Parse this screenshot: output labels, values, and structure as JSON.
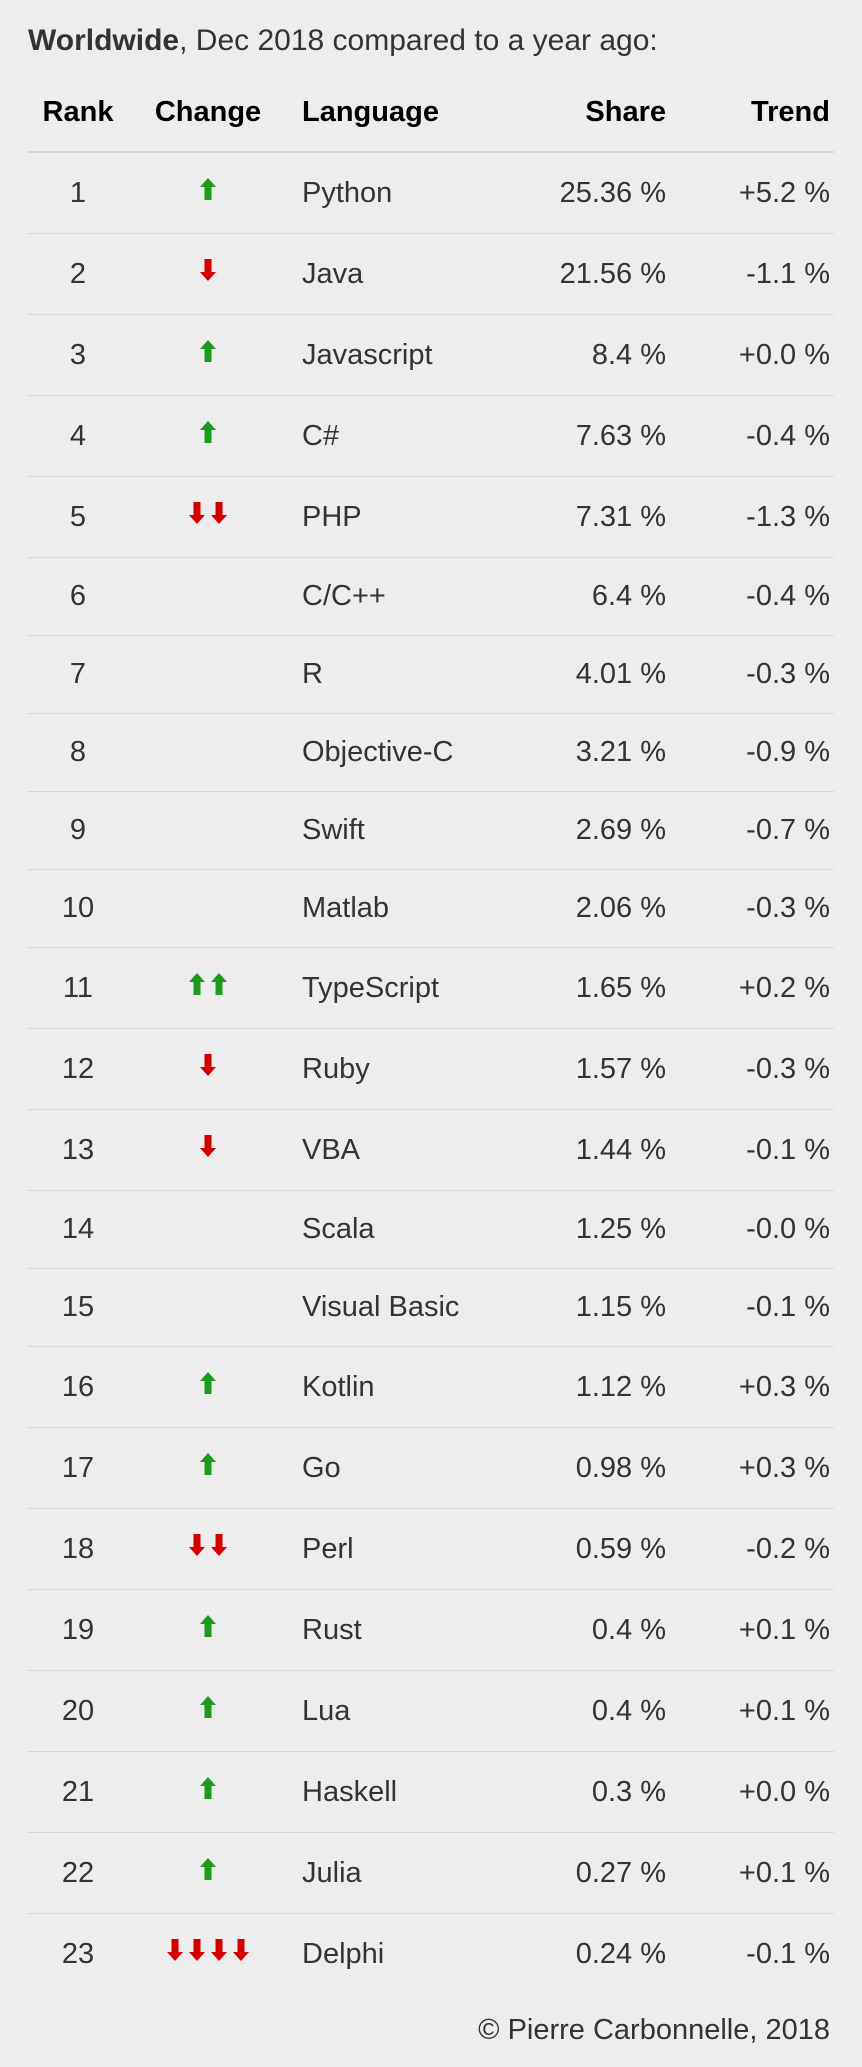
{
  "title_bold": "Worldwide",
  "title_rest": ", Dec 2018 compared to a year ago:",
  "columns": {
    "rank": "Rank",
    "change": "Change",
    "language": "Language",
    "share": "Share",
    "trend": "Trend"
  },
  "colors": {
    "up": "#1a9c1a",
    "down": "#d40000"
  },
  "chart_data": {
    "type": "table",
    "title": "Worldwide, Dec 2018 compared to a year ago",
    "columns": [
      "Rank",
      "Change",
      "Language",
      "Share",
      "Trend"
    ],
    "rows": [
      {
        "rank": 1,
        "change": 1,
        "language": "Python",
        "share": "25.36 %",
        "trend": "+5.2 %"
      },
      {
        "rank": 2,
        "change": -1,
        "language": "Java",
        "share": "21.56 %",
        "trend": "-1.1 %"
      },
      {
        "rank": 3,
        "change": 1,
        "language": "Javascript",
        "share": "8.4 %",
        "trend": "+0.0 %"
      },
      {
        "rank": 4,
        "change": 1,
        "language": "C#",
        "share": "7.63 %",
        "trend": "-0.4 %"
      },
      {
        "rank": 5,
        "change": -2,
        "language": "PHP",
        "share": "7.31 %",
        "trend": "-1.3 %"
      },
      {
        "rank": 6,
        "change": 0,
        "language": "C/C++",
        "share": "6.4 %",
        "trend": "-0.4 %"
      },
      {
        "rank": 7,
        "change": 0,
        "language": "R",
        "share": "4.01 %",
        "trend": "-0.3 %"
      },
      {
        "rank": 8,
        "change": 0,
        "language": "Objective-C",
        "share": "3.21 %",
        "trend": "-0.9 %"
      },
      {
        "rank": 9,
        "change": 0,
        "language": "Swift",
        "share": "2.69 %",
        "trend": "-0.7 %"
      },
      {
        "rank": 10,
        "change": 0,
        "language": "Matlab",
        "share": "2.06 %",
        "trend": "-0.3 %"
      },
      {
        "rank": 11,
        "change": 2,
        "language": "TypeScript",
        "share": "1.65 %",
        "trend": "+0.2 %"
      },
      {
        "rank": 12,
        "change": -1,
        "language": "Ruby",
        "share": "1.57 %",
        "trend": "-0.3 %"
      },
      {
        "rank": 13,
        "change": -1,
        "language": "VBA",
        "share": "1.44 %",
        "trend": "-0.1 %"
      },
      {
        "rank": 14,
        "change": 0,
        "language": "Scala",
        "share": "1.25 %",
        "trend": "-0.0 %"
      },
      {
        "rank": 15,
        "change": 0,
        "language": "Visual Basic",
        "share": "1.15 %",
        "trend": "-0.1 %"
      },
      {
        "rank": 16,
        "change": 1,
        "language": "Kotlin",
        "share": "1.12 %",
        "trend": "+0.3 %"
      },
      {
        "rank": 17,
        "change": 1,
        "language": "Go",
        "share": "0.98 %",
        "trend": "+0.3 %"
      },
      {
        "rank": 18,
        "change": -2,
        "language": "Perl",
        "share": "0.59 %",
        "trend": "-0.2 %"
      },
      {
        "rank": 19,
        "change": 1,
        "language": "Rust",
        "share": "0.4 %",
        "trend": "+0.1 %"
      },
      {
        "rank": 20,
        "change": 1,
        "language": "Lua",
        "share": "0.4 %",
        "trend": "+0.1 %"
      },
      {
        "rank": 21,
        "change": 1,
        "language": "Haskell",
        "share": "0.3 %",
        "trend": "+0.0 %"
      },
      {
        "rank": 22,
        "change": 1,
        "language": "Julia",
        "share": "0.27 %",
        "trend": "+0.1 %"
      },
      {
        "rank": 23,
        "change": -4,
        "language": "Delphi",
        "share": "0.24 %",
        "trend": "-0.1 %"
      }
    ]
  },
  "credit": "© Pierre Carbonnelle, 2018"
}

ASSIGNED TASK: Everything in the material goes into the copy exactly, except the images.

RESPONSE:
Parse this screenshot: output labels, values, and structure as JSON.
{
  "title_bold": "Worldwide",
  "title_rest": ", Dec 2018 compared to a year ago:",
  "columns": {
    "rank": "Rank",
    "change": "Change",
    "language": "Language",
    "share": "Share",
    "trend": "Trend"
  },
  "colors": {
    "up": "#1a9c1a",
    "down": "#d40000"
  },
  "chart_data": {
    "type": "table",
    "title": "Worldwide, Dec 2018 compared to a year ago",
    "columns": [
      "Rank",
      "Change",
      "Language",
      "Share",
      "Trend"
    ],
    "rows": [
      {
        "rank": 1,
        "change": 1,
        "language": "Python",
        "share": "25.36 %",
        "trend": "+5.2 %"
      },
      {
        "rank": 2,
        "change": -1,
        "language": "Java",
        "share": "21.56 %",
        "trend": "-1.1 %"
      },
      {
        "rank": 3,
        "change": 1,
        "language": "Javascript",
        "share": "8.4 %",
        "trend": "+0.0 %"
      },
      {
        "rank": 4,
        "change": 1,
        "language": "C#",
        "share": "7.63 %",
        "trend": "-0.4 %"
      },
      {
        "rank": 5,
        "change": -2,
        "language": "PHP",
        "share": "7.31 %",
        "trend": "-1.3 %"
      },
      {
        "rank": 6,
        "change": 0,
        "language": "C/C++",
        "share": "6.4 %",
        "trend": "-0.4 %"
      },
      {
        "rank": 7,
        "change": 0,
        "language": "R",
        "share": "4.01 %",
        "trend": "-0.3 %"
      },
      {
        "rank": 8,
        "change": 0,
        "language": "Objective-C",
        "share": "3.21 %",
        "trend": "-0.9 %"
      },
      {
        "rank": 9,
        "change": 0,
        "language": "Swift",
        "share": "2.69 %",
        "trend": "-0.7 %"
      },
      {
        "rank": 10,
        "change": 0,
        "language": "Matlab",
        "share": "2.06 %",
        "trend": "-0.3 %"
      },
      {
        "rank": 11,
        "change": 2,
        "language": "TypeScript",
        "share": "1.65 %",
        "trend": "+0.2 %"
      },
      {
        "rank": 12,
        "change": -1,
        "language": "Ruby",
        "share": "1.57 %",
        "trend": "-0.3 %"
      },
      {
        "rank": 13,
        "change": -1,
        "language": "VBA",
        "share": "1.44 %",
        "trend": "-0.1 %"
      },
      {
        "rank": 14,
        "change": 0,
        "language": "Scala",
        "share": "1.25 %",
        "trend": "-0.0 %"
      },
      {
        "rank": 15,
        "change": 0,
        "language": "Visual Basic",
        "share": "1.15 %",
        "trend": "-0.1 %"
      },
      {
        "rank": 16,
        "change": 1,
        "language": "Kotlin",
        "share": "1.12 %",
        "trend": "+0.3 %"
      },
      {
        "rank": 17,
        "change": 1,
        "language": "Go",
        "share": "0.98 %",
        "trend": "+0.3 %"
      },
      {
        "rank": 18,
        "change": -2,
        "language": "Perl",
        "share": "0.59 %",
        "trend": "-0.2 %"
      },
      {
        "rank": 19,
        "change": 1,
        "language": "Rust",
        "share": "0.4 %",
        "trend": "+0.1 %"
      },
      {
        "rank": 20,
        "change": 1,
        "language": "Lua",
        "share": "0.4 %",
        "trend": "+0.1 %"
      },
      {
        "rank": 21,
        "change": 1,
        "language": "Haskell",
        "share": "0.3 %",
        "trend": "+0.0 %"
      },
      {
        "rank": 22,
        "change": 1,
        "language": "Julia",
        "share": "0.27 %",
        "trend": "+0.1 %"
      },
      {
        "rank": 23,
        "change": -4,
        "language": "Delphi",
        "share": "0.24 %",
        "trend": "-0.1 %"
      }
    ]
  },
  "credit": "© Pierre Carbonnelle, 2018"
}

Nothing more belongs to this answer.